The U.S. House of Representatives could make history this month, with lawmakers poised to vote on the Marijuana Opportunity, Reinvestment and Expungement (MORE) Act, which would legalize marijuana on the federal level.
House Judiciary Chair Jerry Nadler introduced H.R. 3884 last fall, and the bill passed the House Judiciary Committee last November. The historic vote marked the first time Congress has advanced legislation to legalize marijuana on the federal level.
Now, the MORE Act will head before the full House for a floor vote. In an email to his colleagues, Majority Whip James Clyburn stated that the House is “expected” to take up the MORE Act during the “September work period.” The date of the vote has not yet been confirmed.
"As people across the country protest racial injustices, there's even greater urgency for Congress to seize this historic opportunity and finally align our cannabis laws with what the majority of Americans support, while ensuring restorative justice," Rep. Earl Blumenauer, said in a social media post sharing news on the upcoming vote.
Key Provisions of the MORE Act
The MORE Act would decriminalize marijuana by removing it from the Controlled Substances Act (CSA). This would allow state law to determine the status of marijuana legality for each state. In addition, the bill requires federal courts to expunge prior convictions and re-sentence offenders currently under supervision, leaving it up to the states whether to establish their own policies on retroactivity.
The MORE Act would also impose a five percent tax on cannabis products, manufactured in or imported into the United States. The cannabis tax would not be imposed on hemp products or any medicine or drug that is a prescribed drug. The proceeds would be used to fund a grant program, known as the “Community Reinvestment Grant Program.” It would include the following:
- The Community Reinvestment Grant Program, administered by the Department of Justice, would provide services to the individuals most adversely impacted by the War on Drugs, including job training, re-entry services, legal aid, literacy programs, youth recreation, mentoring, and substance use treatment.
- The Cannabis Opportunity Grant Program, administered by the Small Business Administration (SBA), would provide funds for loans to assist small businesses in the marijuana industry that are owned and controlled by socially and economically disadvantaged individuals.
- The Equitable Licensing Grant Program, also administered by SBA, would provide funds for programs that minimize barriers to marijuana licensing and employment for the individuals most adversely impacted by the War on Drugs.
Additional provisions of the MORE Act would:
- Provide funds for loans to assist small businesses in the marijuana industry that are owned and controlled by socially and economically disadvantaged individuals.
- Provide funds for programs that minimize barriers to marijuana licensing and employment for the individuals most adversely impacted by the War on Drugs.
- Open up Small Business Administration funding for legitimate cannabis-related businesses and service providers.
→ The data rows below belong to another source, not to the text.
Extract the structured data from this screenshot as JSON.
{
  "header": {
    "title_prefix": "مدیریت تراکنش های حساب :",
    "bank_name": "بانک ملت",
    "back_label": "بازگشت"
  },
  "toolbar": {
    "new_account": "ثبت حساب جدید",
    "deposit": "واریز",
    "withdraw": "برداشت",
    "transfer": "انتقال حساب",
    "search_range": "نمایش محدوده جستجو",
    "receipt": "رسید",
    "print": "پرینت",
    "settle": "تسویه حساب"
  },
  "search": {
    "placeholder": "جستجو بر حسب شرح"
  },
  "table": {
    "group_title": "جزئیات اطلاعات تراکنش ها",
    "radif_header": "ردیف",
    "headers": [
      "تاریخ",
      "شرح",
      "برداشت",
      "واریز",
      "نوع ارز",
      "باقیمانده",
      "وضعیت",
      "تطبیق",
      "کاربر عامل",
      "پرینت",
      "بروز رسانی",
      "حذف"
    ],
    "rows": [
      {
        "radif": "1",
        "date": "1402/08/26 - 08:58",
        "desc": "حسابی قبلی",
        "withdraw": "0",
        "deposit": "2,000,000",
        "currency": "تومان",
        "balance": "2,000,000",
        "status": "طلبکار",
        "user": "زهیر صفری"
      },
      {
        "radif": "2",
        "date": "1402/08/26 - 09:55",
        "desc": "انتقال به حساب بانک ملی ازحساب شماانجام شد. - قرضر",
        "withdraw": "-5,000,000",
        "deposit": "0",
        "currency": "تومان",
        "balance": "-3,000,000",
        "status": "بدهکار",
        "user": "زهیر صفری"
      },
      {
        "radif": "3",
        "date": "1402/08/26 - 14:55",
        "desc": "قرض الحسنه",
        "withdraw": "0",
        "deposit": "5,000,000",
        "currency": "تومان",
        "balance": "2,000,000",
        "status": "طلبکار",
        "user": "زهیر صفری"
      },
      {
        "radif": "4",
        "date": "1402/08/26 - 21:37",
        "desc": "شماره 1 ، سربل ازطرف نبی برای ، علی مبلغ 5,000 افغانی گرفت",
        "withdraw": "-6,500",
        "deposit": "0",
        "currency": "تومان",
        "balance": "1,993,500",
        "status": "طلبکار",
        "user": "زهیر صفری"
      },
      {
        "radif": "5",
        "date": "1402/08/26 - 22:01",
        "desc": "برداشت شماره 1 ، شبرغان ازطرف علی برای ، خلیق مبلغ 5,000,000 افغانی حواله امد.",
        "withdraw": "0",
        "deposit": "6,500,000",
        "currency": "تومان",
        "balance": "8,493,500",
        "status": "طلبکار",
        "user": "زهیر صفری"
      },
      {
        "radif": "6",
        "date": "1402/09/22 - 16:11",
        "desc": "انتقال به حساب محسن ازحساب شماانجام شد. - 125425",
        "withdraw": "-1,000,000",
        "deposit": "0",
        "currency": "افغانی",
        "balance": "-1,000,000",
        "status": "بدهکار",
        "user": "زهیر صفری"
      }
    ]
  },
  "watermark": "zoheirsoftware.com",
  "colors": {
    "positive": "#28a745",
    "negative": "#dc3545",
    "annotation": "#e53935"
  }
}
- Provide non-discrimination protections for marijuana use or possession, and for prior convictions for a marijuana offense.
- Prohibit the denial of any federal public benefit (including housing) based on the use or possession of marijuana, or prior conviction for a marijuana offense.
- Provide that the use or possession of marijuana, or prior conviction for a marijuana offense, will have no adverse impact under the immigration laws.
- Require the Bureau of Labor Statistics to collect data on the demographics of the industry to ensure people of color and those who are economically disadvantaged are participating in the industry.
Passage of the MORE Act is likely in the Democratic-controlled House. However, its chances are far less certain in the Senate. Vice-presidential nominee Kamala Harris is the lead sponsor of the MORE Act in the Senate. However, many Republicans remain opposed. Senate Majority Leader Mitch McConnell, while a vocal supporter of hemp legalization, has not previously supported full cannabis legalization. Even if the Senate fails to move on full-scale legalization, the pressure created by the MORE Act may spur more incremental reform, such as the Secure and Fair Enforcement Banking Act (SAFE Act). The House has already passed the SAFE Act, which would increase the cannabis industry’s access to financial institutions, last fall.
If you have questions, please contact us
If you have any questions or if you would like to discuss the matter further, please contact me, Dan McKillop, or the Scarinci Hollenbeck attorney with whom you work, at 201-896-4100.
This article is a part of a series pertaining to cannabis legalization in New Jersey and the United States at large. Prior articles in this series are below:
- DEA Issues Interim Final Rules Regulating Hemp
- Cannabis Companies and Celebrity Endorsements – What Not to Do
- Medical Marijuana May Now Be Prescribed Via Telemedicine in New Jersey
Disclaimer: Possession, use, distribution, and/or sale of cannabis is a Federal crime and is subject to related Federal policy. Legal advice provided by Scarinci Hollenbeck, LLC is designed to counsel clients regarding the validity, scope, meaning, and application of existing and/or proposed cannabis law. Scarinci Hollenbeck, LLC will not provide assistance in circumventing Federal or state cannabis law or policy, and advice provided by our office should not be construed as such.